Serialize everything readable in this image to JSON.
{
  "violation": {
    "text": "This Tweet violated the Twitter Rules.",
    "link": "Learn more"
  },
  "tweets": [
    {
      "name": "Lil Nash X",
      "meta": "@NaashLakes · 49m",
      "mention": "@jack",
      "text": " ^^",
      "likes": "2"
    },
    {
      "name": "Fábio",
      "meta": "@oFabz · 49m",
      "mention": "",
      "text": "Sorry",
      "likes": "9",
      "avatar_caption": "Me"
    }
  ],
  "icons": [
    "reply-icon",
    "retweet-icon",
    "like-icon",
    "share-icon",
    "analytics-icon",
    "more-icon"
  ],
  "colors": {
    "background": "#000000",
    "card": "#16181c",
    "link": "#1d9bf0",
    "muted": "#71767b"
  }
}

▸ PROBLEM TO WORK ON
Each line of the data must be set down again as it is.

▸ RESPONSE TO THIS EXERCISE
Serialize everything readable in this image to JSON.
{
  "violation": {
    "text": "This Tweet violated the Twitter Rules.",
    "link": "Learn more"
  },
  "tweets": [
    {
      "name": "Lil Nash X",
      "meta": "@NaashLakes · 49m",
      "mention": "@jack",
      "text": " ^^",
      "likes": "2"
    },
    {
      "name": "Fábio",
      "meta": "@oFabz · 49m",
      "mention": "",
      "text": "Sorry",
      "likes": "9",
      "avatar_caption": "Me"
    }
  ],
  "icons": [
    "reply-icon",
    "retweet-icon",
    "like-icon",
    "share-icon",
    "analytics-icon",
    "more-icon"
  ],
  "colors": {
    "background": "#000000",
    "card": "#16181c",
    "link": "#1d9bf0",
    "muted": "#71767b"
  }
}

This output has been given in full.